Chili peppers (of many types) and tropical fruit are delicious pairings. And that exotic sweet heat comes together perfectly in this simple pineapple hot sauce. Its fruity flavor works well atop chicken, fish, or even salads. Or simply use it as a dipper with crackers or tortilla chips. The saltiness there really brings the tropical fruit flavor to life even more.
There’s a surprising thickness to this sauce, due to the consistency of pineapple. Even after you blend it down, the sauce will still have a bit of texture to it. Some love that. Some don’t. If you’re the latter, run the sauce through a sieve to get a smoother end-result. You can also use a cheesecloth and leave the sauce soaking through for a few hours to get an even thinner consistency.

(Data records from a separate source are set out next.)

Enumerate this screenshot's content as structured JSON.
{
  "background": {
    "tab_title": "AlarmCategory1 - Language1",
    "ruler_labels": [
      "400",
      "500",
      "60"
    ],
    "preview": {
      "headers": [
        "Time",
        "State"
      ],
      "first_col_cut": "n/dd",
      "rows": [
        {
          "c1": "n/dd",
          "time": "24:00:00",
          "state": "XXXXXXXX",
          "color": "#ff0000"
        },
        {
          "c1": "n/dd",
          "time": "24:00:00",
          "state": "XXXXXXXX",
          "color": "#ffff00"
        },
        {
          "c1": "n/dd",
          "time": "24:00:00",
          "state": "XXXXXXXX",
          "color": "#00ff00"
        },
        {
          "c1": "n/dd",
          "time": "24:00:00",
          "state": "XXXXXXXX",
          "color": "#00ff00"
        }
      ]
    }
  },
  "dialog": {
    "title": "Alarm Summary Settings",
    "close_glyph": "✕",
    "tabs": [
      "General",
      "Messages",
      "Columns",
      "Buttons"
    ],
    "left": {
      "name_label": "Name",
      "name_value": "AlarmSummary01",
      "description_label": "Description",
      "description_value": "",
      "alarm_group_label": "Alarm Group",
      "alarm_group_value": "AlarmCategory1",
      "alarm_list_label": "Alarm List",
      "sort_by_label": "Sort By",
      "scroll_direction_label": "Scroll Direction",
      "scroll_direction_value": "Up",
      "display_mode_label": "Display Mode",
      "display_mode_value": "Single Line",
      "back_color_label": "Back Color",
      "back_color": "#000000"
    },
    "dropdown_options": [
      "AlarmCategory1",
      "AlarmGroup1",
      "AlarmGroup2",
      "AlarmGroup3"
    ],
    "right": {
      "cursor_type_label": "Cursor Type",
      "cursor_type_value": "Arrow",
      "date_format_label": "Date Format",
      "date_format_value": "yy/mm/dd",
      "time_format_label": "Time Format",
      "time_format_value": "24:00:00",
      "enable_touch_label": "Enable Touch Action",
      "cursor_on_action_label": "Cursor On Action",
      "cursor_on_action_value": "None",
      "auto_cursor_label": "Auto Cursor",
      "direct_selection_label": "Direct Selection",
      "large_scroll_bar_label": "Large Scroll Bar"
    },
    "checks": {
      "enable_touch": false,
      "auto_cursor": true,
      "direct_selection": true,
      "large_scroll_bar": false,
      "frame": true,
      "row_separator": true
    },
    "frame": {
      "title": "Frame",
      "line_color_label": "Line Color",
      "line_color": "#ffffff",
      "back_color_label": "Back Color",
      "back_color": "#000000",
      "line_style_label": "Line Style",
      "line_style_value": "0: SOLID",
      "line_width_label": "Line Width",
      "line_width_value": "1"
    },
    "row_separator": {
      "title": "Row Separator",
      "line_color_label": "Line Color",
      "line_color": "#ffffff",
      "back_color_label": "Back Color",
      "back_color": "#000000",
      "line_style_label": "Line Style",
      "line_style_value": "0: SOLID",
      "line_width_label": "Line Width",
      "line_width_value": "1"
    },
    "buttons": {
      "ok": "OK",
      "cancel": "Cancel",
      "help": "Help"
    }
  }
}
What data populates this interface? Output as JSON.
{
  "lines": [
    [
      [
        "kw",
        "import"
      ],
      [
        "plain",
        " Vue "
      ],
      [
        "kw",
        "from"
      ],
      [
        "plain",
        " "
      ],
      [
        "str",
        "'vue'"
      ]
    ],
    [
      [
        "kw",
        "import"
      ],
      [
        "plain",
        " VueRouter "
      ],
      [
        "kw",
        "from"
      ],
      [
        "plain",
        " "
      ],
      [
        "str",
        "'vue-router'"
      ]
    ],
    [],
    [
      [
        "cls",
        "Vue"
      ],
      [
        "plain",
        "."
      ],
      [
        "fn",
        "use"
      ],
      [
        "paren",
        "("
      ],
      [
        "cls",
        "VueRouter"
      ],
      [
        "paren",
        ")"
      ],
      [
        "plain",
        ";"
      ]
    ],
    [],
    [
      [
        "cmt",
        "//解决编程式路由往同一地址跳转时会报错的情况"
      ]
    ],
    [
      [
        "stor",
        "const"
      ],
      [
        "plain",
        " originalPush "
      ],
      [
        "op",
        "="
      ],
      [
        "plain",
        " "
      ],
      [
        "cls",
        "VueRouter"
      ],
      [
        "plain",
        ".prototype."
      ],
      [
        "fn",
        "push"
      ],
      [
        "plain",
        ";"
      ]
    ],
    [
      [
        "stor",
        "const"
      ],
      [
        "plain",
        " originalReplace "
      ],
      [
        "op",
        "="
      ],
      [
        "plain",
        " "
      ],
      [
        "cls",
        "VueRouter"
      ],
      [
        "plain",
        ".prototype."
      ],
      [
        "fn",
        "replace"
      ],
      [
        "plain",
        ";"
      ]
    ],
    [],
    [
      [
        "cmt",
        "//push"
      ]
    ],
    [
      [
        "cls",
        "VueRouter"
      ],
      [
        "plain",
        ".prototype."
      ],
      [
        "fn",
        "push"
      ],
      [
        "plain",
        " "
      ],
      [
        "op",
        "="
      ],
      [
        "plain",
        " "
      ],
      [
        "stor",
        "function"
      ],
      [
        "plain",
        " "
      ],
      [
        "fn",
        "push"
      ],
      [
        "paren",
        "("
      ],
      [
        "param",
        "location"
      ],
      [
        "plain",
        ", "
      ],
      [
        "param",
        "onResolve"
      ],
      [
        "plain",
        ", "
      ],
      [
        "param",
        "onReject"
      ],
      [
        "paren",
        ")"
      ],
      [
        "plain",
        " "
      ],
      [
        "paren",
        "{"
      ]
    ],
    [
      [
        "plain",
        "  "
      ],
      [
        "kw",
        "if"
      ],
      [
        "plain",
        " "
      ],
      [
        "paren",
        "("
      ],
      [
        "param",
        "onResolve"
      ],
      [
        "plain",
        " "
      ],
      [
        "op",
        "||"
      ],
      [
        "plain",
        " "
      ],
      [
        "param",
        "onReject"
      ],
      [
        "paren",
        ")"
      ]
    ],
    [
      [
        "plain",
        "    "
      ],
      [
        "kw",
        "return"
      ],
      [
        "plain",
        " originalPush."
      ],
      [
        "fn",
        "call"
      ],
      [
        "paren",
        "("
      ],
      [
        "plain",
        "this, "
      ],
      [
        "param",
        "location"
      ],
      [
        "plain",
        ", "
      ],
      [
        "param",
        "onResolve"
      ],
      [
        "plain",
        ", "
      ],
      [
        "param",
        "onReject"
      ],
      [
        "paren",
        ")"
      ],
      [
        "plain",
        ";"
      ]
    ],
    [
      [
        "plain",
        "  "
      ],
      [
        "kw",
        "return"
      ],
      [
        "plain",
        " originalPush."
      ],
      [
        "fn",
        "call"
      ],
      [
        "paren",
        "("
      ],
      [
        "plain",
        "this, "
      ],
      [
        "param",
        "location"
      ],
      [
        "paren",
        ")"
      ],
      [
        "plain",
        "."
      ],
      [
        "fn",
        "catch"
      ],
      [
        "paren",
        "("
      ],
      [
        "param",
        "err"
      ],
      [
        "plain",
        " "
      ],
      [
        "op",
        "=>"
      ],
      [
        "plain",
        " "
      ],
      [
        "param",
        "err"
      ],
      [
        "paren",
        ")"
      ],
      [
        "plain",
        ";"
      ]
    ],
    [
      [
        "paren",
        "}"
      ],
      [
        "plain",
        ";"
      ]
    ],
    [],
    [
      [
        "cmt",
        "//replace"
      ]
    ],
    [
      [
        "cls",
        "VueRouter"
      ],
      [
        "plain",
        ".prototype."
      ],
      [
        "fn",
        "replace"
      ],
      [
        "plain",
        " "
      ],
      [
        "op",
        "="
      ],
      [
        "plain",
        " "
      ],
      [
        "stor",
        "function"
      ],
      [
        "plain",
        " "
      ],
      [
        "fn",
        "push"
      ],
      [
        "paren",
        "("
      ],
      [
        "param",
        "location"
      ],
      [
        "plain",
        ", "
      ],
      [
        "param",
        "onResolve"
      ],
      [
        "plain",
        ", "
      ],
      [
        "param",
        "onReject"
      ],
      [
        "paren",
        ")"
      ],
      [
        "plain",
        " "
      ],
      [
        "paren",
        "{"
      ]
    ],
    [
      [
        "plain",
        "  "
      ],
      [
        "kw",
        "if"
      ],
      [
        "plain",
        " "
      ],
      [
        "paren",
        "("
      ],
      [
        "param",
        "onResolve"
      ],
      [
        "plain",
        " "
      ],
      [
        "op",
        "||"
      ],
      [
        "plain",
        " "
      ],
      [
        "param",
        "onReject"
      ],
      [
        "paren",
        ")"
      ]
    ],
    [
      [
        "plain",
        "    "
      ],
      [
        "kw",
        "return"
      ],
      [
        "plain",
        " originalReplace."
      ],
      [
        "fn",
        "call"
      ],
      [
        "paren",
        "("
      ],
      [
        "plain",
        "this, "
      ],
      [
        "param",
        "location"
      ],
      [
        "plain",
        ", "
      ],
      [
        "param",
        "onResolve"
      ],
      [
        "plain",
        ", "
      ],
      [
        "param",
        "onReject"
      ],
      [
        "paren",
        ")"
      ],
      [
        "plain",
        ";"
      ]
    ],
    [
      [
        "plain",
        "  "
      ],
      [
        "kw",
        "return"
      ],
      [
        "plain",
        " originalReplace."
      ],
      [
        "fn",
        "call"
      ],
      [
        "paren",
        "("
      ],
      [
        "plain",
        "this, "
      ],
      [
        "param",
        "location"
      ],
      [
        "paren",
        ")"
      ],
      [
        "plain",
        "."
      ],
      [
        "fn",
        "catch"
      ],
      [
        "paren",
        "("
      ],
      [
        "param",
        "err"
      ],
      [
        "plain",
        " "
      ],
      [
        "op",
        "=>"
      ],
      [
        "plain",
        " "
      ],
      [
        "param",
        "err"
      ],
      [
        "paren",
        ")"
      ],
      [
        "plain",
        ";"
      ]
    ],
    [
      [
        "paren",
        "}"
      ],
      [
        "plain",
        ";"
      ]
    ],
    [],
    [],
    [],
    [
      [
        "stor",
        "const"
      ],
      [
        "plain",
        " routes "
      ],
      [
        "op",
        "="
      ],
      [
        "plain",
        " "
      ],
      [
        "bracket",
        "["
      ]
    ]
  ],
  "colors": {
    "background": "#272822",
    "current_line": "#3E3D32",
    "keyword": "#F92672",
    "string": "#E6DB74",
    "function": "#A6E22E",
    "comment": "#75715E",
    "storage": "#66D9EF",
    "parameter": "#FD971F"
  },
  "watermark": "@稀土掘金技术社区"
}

As for the heat, we use a mix of red serrano pepper (10,000 to 23,000 Scoville heat units) and cayenne powder (30,000 to 50,000 SHU) in our pineapple hot sauce recipe here. Together, they supply a medium level of spiciness here to the sauce. And the red serranos have a natural sweetness that pairs reasonably well with pineapple.
But feel free to experiment. If you’d prefer an extra-hot sauce, a great alternative would be either habanero or scotch bonnet chilies. Both of these chilies are a major step up in spiciness (100,000 to 350,000 SHU) and they both provide more of a tropical fruitiness to than the sweetness of that serrano. These chilies are a terrific fit, just be ready for that substantial increase in spiciness. You may want to omit the cayenne pepper powder if you go here.
Like this hot sauce recipe? You’ll love these too:
- Mango Habanero Hot Sauce: Another recipe big on tropical flavor, and here we go right for the habanero.
- Homemade Louisiana Hot Sauce: Want to try making a vinegar-forward dasher sauce at home? It takes just three ingredients.
- Garlic Habanero Hot Sauce: Some hot sauce ingredients compliment each other, some act as interesting culinary foils. Garlic and habanero don’t immediately come to mind together, but it works!
Pineapple Hot Sauce
- Remove the skin from the pineapple and cut it into cubes.
- Place a heavy-bottomed saucepan over medium heat.
- Add the pineapple and cook for 2 minutes, stirring continuously to avoid sticking.
- Add the chopped serrano pepper to the pan along with salt, sugar, cayenne pepper powder, and vinegar.
- Turn the heat to low and simmer for 10 minutes, then cool for a further 10 minutes.
- Pour the mixture into a blender and blend until completely smooth.
- You can enjoy the sauce with a little texture, or you can strain it for a smooth light sauce.